In July 1992, it became clear that the Czechoslovak federation was heading for a split. Considering it a personal failure, Havel resigned as president. But he remained popular and was elected president of the new Czech Republic uncontested.
He was small, but his presence and wit could fill a room. Even late in life, he retained a certain impishness and boyish grin, shifting easily from philosophy to jokes or plain old Prague gossip. In December 1996, just 11 months after his first wife, Olga Havlova, died of cancer, he lost a third of his right lung during surgery to remove a 15-millimeter (half-inch) malignant tumor. He gave up smoking and married Dagmar Veskrnova, a dashing actress almost 20 years his junior.
Holding a post of immense prestige but little power, Havel’s attempts to reconcile rival politicians were considered by many as unconstitutional intrusions, and his pleas for political leaders to build a “civic society” based on respect, tolerance and individual responsibility went largely unanswered. Media criticism, once unthinkable, became unrelenting. Serious newspapers questioned his political visions; tabloids focused mainly on his private life and his flashy second wife.
Havel left office in 2003, 10 years after Czechoslovakia broke up and just months before both nations joined the European Union. He was credited with laying the groundwork that brought his Czech Republic into the 27-nation bloc in 2004, and was president when it joined NATO in 1999.
Even out of office, the diminutive Havel remained a world figure. He was part of the “new Europe” — in the coinage of then-U.S. Defense Secretary Donald Rumsfeld — of ex-communist countries that stood up for the U.S. when the democracies of “old Europe” opposed the 2003 Iraq invasion. Havel was nominated several times for the Nobel Peace Prize, and collected dozens of other accolades worldwide for his efforts as a global ambassador of conscience, defended the downtrodden from Darfur to Myanmar.
“He was among the hand full of true democratic champions, an artist more than a politician, but an ambassador of the human conscience above all,” said former U.S. Secretary of State Madeleine Albright. “Amid the turbulence of modern Europe, his voice was the most consistent and compelling — endlessly searching for the best in himself and in each of us.”
“I never imagined that I would have had the privilege of being his friend,” she said.

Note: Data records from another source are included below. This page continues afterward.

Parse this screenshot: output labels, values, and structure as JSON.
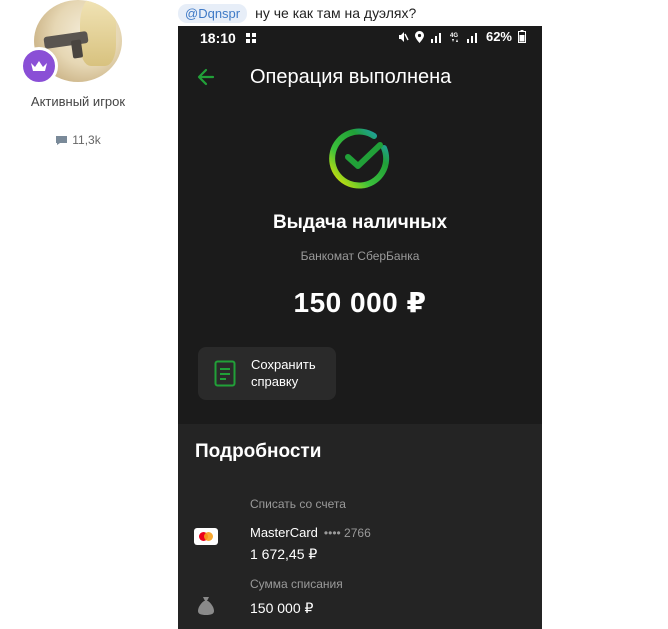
{
  "user": {
    "rank": "Активный игрок",
    "message_count": "11,3k"
  },
  "post": {
    "mention": "@Dqnspr",
    "text": "ну че как там на дуэлях?"
  },
  "phone": {
    "status_time": "18:10",
    "battery": "62%",
    "topbar_title": "Операция выполнена",
    "operation_title": "Выдача наличных",
    "operation_subtitle": "Банкомат СберБанка",
    "amount": "150 000 ₽",
    "save_button_label": "Сохранить справку",
    "details": {
      "title": "Подробности",
      "account_label": "Списать со счета",
      "card_name": "MasterCard",
      "card_number": "•••• 2766",
      "account_balance": "1 672,45 ₽",
      "debit_label": "Сумма списания",
      "debit_amount": "150 000 ₽"
    }
  },
  "colors": {
    "accent_green": "#21a038",
    "badge_purple": "#8a4fd6",
    "mention_blue": "#3f7ac6"
  },
  "icons": [
    "crown-icon",
    "speech-bubble-icon",
    "back-arrow-icon",
    "sber-check-icon",
    "receipt-icon",
    "mastercard-icon",
    "money-bag-icon"
  ]
}
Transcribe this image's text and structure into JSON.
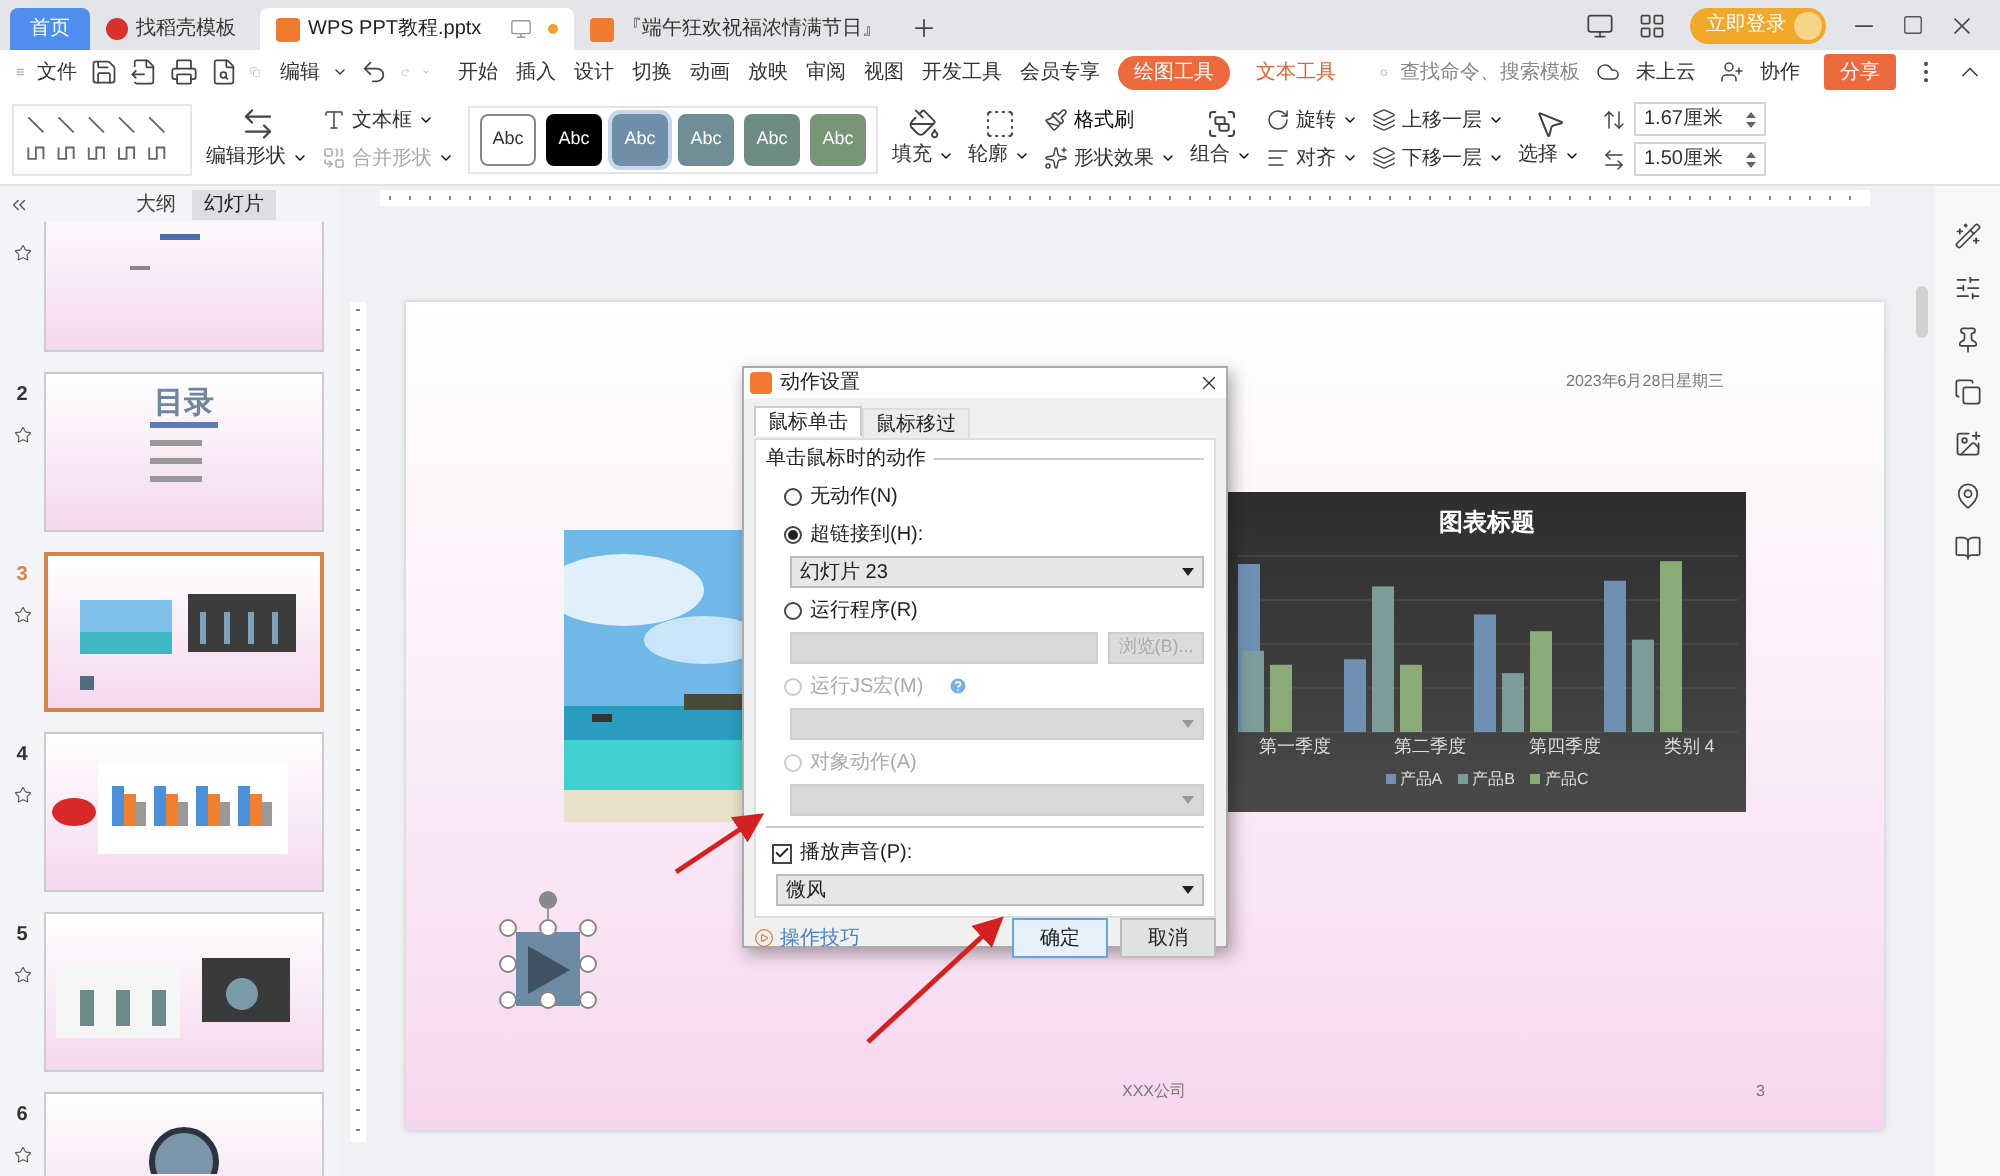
{
  "tabs": [
    {
      "label": "首页",
      "kind": "home",
      "selected": false
    },
    {
      "label": "找稻壳模板",
      "kind": "docer",
      "selected": false
    },
    {
      "label": "WPS PPT教程.pptx",
      "kind": "doc",
      "selected": true
    },
    {
      "label": "『端午狂欢祝福浓情满节日』",
      "kind": "doc",
      "selected": false
    }
  ],
  "login": "立即登录",
  "menu": {
    "file": "文件",
    "edit": "编辑",
    "tabs": [
      {
        "label": "开始",
        "kind": "normal",
        "selected": false
      },
      {
        "label": "插入",
        "kind": "normal",
        "selected": false
      },
      {
        "label": "设计",
        "kind": "normal",
        "selected": false
      },
      {
        "label": "切换",
        "kind": "normal",
        "selected": false
      },
      {
        "label": "动画",
        "kind": "normal",
        "selected": false
      },
      {
        "label": "放映",
        "kind": "normal",
        "selected": false
      },
      {
        "label": "审阅",
        "kind": "normal",
        "selected": false
      },
      {
        "label": "视图",
        "kind": "normal",
        "selected": false
      },
      {
        "label": "开发工具",
        "kind": "normal",
        "selected": false
      },
      {
        "label": "会员专享",
        "kind": "normal",
        "selected": false
      },
      {
        "label": "绘图工具",
        "kind": "context",
        "selected": true
      },
      {
        "label": "文本工具",
        "kind": "context",
        "selected": false
      }
    ],
    "search": {
      "placeholder": "查找命令、搜索模板"
    },
    "cloud": "未上云",
    "collab": "协作",
    "share": "分享"
  },
  "ribbon": {
    "edit_shape": "编辑形状",
    "textbox": "文本框",
    "merge_shape": {
      "label": "合并形状",
      "disabled": true
    },
    "styles": [
      {
        "label": "Abc",
        "color": "#ffffff",
        "selected": false
      },
      {
        "label": "Abc",
        "color": "#000000",
        "selected": false
      },
      {
        "label": "Abc",
        "color": "#6f8fa9",
        "selected": true
      },
      {
        "label": "Abc",
        "color": "#6f8d95",
        "selected": false
      },
      {
        "label": "Abc",
        "color": "#6e8c84",
        "selected": false
      },
      {
        "label": "Abc",
        "color": "#789578",
        "selected": false
      }
    ],
    "fill": "填充",
    "outline": "轮廓",
    "format_painter": "格式刷",
    "shape_effect": "形状效果",
    "group": "组合",
    "rotate": "旋转",
    "align": "对齐",
    "bring_forward": "上移一层",
    "send_backward": "下移一层",
    "select": "选择",
    "height": "1.67厘米",
    "width": "1.50厘米"
  },
  "panel": {
    "tabs": [
      {
        "label": "大纲",
        "selected": false
      },
      {
        "label": "幻灯片",
        "selected": true
      }
    ],
    "slides": [
      {
        "kind": "title",
        "selected": false
      },
      {
        "number": "2",
        "kind": "toc",
        "title": "目录",
        "selected": false
      },
      {
        "number": "3",
        "kind": "media",
        "selected": true
      },
      {
        "number": "4",
        "kind": "chart",
        "selected": false
      },
      {
        "number": "5",
        "kind": "charts",
        "selected": false
      },
      {
        "number": "6",
        "kind": "donut",
        "selected": false
      }
    ]
  },
  "slide": {
    "date": "2023年6月28日星期三",
    "chart": {
      "title": "图表标题",
      "categories": [
        "第一季度",
        "第二季度",
        "第四季度",
        "类别 4"
      ],
      "legend": [
        {
          "name": "产品A",
          "color": "#6f8fb3"
        },
        {
          "name": "产品B",
          "color": "#7b9c98"
        },
        {
          "name": "产品C",
          "color": "#8aab78"
        }
      ]
    },
    "footer": "XXX公司",
    "page": "3"
  },
  "dialog": {
    "title": "动作设置",
    "tabs": [
      {
        "label": "鼠标单击",
        "selected": true
      },
      {
        "label": "鼠标移过",
        "selected": false
      }
    ],
    "group": "单击鼠标时的动作",
    "options": [
      {
        "label": "无动作(N)",
        "selected": false,
        "disabled": false
      },
      {
        "label": "超链接到(H):",
        "selected": true,
        "disabled": false,
        "field": {
          "kind": "select",
          "value": "幻灯片 23",
          "disabled": false
        }
      },
      {
        "label": "运行程序(R)",
        "selected": false,
        "disabled": false,
        "field": {
          "kind": "input",
          "disabled": true,
          "button": "浏览(B)..."
        }
      },
      {
        "label": "运行JS宏(M)",
        "selected": false,
        "disabled": true,
        "help": true,
        "field": {
          "kind": "select",
          "disabled": true
        }
      },
      {
        "label": "对象动作(A)",
        "selected": false,
        "disabled": true,
        "field": {
          "kind": "select",
          "disabled": true
        }
      }
    ],
    "sound": {
      "label": "播放声音(P):",
      "checked": true,
      "value": "微风"
    },
    "tips": "操作技巧",
    "ok": "确定",
    "cancel": "取消"
  }
}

Early in 2008, Havel returned to his first love: the stage. He published a new play, “Leaving,” about the struggles of a leader on his way out of office, and the work gained critical acclaim. Theater, he told the AP, was once again his major interest. “My return to the stage was not easy,” he said. “It’s not a common thing for someone to be involved in theater, become a president, and then go back.”